▶ [Task goal] Return each entry precisely as it appears below.

▶ [Dataset records]
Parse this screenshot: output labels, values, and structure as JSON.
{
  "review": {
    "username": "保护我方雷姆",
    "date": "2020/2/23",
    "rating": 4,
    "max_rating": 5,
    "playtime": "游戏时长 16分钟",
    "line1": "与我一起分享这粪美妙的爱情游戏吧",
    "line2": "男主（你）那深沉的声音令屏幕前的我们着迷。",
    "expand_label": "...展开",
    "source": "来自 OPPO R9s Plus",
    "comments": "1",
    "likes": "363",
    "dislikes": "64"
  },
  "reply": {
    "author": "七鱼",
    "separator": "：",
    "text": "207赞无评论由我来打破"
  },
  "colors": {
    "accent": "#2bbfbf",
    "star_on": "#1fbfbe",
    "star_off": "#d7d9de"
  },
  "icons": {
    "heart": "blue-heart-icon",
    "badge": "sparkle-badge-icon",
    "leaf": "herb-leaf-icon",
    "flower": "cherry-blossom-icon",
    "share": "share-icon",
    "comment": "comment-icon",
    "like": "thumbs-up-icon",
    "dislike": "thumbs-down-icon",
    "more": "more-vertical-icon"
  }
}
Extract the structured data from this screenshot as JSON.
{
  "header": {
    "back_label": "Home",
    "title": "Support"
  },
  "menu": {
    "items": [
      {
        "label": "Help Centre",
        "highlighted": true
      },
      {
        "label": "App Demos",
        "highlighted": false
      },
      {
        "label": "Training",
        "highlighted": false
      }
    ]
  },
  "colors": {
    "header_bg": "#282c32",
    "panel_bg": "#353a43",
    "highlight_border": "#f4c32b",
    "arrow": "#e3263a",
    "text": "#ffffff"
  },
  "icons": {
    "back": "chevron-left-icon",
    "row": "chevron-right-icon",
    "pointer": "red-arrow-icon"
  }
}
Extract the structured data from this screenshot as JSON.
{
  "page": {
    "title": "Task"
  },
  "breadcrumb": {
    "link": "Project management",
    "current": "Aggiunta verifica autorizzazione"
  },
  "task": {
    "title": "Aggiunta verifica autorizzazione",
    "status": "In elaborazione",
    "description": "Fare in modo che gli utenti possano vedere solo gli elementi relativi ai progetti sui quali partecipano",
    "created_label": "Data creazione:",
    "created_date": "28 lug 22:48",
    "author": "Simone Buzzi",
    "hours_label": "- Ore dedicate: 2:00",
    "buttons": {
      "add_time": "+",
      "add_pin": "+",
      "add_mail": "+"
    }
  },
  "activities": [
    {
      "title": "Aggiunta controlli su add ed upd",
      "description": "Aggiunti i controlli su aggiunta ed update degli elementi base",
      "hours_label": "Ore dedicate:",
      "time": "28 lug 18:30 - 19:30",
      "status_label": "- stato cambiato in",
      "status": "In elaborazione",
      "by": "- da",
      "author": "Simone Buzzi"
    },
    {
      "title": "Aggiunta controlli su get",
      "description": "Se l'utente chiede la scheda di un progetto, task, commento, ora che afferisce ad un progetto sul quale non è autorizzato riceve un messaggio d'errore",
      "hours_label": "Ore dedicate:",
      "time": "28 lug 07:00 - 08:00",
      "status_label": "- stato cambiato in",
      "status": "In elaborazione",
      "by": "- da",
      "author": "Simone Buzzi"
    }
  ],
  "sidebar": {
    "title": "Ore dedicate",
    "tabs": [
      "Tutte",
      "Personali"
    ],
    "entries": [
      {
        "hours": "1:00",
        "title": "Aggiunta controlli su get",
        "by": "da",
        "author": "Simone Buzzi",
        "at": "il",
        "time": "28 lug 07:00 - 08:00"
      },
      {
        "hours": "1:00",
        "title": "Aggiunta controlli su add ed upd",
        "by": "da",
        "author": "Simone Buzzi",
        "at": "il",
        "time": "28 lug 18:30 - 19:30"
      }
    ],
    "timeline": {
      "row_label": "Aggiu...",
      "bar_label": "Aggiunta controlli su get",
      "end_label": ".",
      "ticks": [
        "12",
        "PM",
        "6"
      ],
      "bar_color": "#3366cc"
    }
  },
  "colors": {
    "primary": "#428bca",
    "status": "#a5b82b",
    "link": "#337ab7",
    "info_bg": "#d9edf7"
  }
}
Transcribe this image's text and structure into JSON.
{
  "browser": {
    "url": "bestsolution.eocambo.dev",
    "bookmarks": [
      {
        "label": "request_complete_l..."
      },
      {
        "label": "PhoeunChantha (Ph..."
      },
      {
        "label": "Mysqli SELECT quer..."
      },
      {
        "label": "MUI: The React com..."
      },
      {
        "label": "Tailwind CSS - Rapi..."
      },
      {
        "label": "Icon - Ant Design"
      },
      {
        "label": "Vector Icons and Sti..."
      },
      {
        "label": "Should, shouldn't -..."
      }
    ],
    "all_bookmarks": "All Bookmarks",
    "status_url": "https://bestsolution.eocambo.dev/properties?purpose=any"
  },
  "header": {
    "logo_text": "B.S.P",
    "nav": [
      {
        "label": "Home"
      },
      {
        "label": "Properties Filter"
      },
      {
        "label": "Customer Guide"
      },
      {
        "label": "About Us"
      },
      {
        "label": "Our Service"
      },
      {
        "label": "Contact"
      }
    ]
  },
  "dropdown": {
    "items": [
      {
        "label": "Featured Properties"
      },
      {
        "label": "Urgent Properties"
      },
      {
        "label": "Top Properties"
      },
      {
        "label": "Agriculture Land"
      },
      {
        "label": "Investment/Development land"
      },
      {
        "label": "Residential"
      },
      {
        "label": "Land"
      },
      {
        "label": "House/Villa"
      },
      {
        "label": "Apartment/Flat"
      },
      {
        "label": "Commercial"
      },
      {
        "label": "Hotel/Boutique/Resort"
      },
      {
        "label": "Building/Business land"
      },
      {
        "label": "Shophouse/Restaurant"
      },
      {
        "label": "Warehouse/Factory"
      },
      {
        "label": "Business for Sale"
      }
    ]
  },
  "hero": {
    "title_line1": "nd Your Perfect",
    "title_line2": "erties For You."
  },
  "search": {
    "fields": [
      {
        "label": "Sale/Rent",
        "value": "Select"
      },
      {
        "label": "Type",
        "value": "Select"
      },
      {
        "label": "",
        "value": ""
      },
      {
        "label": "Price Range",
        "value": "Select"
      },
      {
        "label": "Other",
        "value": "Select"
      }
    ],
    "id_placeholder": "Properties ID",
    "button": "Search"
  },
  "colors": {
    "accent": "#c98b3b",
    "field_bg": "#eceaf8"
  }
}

▶ [Answer space]
Parse this screenshot: output labels, values, and structure as JSON.
{
  "review": {
    "username": "保护我方雷姆",
    "date": "2020/2/23",
    "rating": 4,
    "max_rating": 5,
    "playtime": "游戏时长 16分钟",
    "line1": "与我一起分享这粪美妙的爱情游戏吧",
    "line2": "男主（你）那深沉的声音令屏幕前的我们着迷。",
    "expand_label": "...展开",
    "source": "来自 OPPO R9s Plus",
    "comments": "1",
    "likes": "363",
    "dislikes": "64"
  },
  "reply": {
    "author": "七鱼",
    "separator": "：",
    "text": "207赞无评论由我来打破"
  },
  "colors": {
    "accent": "#2bbfbf",
    "star_on": "#1fbfbe",
    "star_off": "#d7d9de"
  },
  "icons": {
    "heart": "blue-heart-icon",
    "badge": "sparkle-badge-icon",
    "leaf": "herb-leaf-icon",
    "flower": "cherry-blossom-icon",
    "share": "share-icon",
    "comment": "comment-icon",
    "like": "thumbs-up-icon",
    "dislike": "thumbs-down-icon",
    "more": "more-vertical-icon"
  }
}
Extract the structured data from this screenshot as JSON.
{
  "header": {
    "back_label": "Home",
    "title": "Support"
  },
  "menu": {
    "items": [
      {
        "label": "Help Centre",
        "highlighted": true
      },
      {
        "label": "App Demos",
        "highlighted": false
      },
      {
        "label": "Training",
        "highlighted": false
      }
    ]
  },
  "colors": {
    "header_bg": "#282c32",
    "panel_bg": "#353a43",
    "highlight_border": "#f4c32b",
    "arrow": "#e3263a",
    "text": "#ffffff"
  },
  "icons": {
    "back": "chevron-left-icon",
    "row": "chevron-right-icon",
    "pointer": "red-arrow-icon"
  }
}
Extract the structured data from this screenshot as JSON.
{
  "page": {
    "title": "Task"
  },
  "breadcrumb": {
    "link": "Project management",
    "current": "Aggiunta verifica autorizzazione"
  },
  "task": {
    "title": "Aggiunta verifica autorizzazione",
    "status": "In elaborazione",
    "description": "Fare in modo che gli utenti possano vedere solo gli elementi relativi ai progetti sui quali partecipano",
    "created_label": "Data creazione:",
    "created_date": "28 lug 22:48",
    "author": "Simone Buzzi",
    "hours_label": "- Ore dedicate: 2:00",
    "buttons": {
      "add_time": "+",
      "add_pin": "+",
      "add_mail": "+"
    }
  },
  "activities": [
    {
      "title": "Aggiunta controlli su add ed upd",
      "description": "Aggiunti i controlli su aggiunta ed update degli elementi base",
      "hours_label": "Ore dedicate:",
      "time": "28 lug 18:30 - 19:30",
      "status_label": "- stato cambiato in",
      "status": "In elaborazione",
      "by": "- da",
      "author": "Simone Buzzi"
    },
    {
      "title": "Aggiunta controlli su get",
      "description": "Se l'utente chiede la scheda di un progetto, task, commento, ora che afferisce ad un progetto sul quale non è autorizzato riceve un messaggio d'errore",
      "hours_label": "Ore dedicate:",
      "time": "28 lug 07:00 - 08:00",
      "status_label": "- stato cambiato in",
      "status": "In elaborazione",
      "by": "- da",
      "author": "Simone Buzzi"
    }
  ],
  "sidebar": {
    "title": "Ore dedicate",
    "tabs": [
      "Tutte",
      "Personali"
    ],
    "entries": [
      {
        "hours": "1:00",
        "title": "Aggiunta controlli su get",
        "by": "da",
        "author": "Simone Buzzi",
        "at": "il",
        "time": "28 lug 07:00 - 08:00"
      },
      {
        "hours": "1:00",
        "title": "Aggiunta controlli su add ed upd",
        "by": "da",
        "author": "Simone Buzzi",
        "at": "il",
        "time": "28 lug 18:30 - 19:30"
      }
    ],
    "timeline": {
      "row_label": "Aggiu...",
      "bar_label": "Aggiunta controlli su get",
      "end_label": ".",
      "ticks": [
        "12",
        "PM",
        "6"
      ],
      "bar_color": "#3366cc"
    }
  },
  "colors": {
    "primary": "#428bca",
    "status": "#a5b82b",
    "link": "#337ab7",
    "info_bg": "#d9edf7"
  }
}
Transcribe this image's text and structure into JSON.
{
  "browser": {
    "url": "bestsolution.eocambo.dev",
    "bookmarks": [
      {
        "label": "request_complete_l..."
      },
      {
        "label": "PhoeunChantha (Ph..."
      },
      {
        "label": "Mysqli SELECT quer..."
      },
      {
        "label": "MUI: The React com..."
      },
      {
        "label": "Tailwind CSS - Rapi..."
      },
      {
        "label": "Icon - Ant Design"
      },
      {
        "label": "Vector Icons and Sti..."
      },
      {
        "label": "Should, shouldn't -..."
      }
    ],
    "all_bookmarks": "All Bookmarks",
    "status_url": "https://bestsolution.eocambo.dev/properties?purpose=any"
  },
  "header": {
    "logo_text": "B.S.P",
    "nav": [
      {
        "label": "Home"
      },
      {
        "label": "Properties Filter"
      },
      {
        "label": "Customer Guide"
      },
      {
        "label": "About Us"
      },
      {
        "label": "Our Service"
      },
      {
        "label": "Contact"
      }
    ]
  },
  "dropdown": {
    "items": [
      {
        "label": "Featured Properties"
      },
      {
        "label": "Urgent Properties"
      },
      {
        "label": "Top Properties"
      },
      {
        "label": "Agriculture Land"
      },
      {
        "label": "Investment/Development land"
      },
      {
        "label": "Residential"
      },
      {
        "label": "Land"
      },
      {
        "label": "House/Villa"
      },
      {
        "label": "Apartment/Flat"
      },
      {
        "label": "Commercial"
      },
      {
        "label": "Hotel/Boutique/Resort"
      },
      {
        "label": "Building/Business land"
      },
      {
        "label": "Shophouse/Restaurant"
      },
      {
        "label": "Warehouse/Factory"
      },
      {
        "label": "Business for Sale"
      }
    ]
  },
  "hero": {
    "title_line1": "nd Your Perfect",
    "title_line2": "erties For You."
  },
  "search": {
    "fields": [
      {
        "label": "Sale/Rent",
        "value": "Select"
      },
      {
        "label": "Type",
        "value": "Select"
      },
      {
        "label": "",
        "value": ""
      },
      {
        "label": "Price Range",
        "value": "Select"
      },
      {
        "label": "Other",
        "value": "Select"
      }
    ],
    "id_placeholder": "Properties ID",
    "button": "Search"
  },
  "colors": {
    "accent": "#c98b3b",
    "field_bg": "#eceaf8"
  }
}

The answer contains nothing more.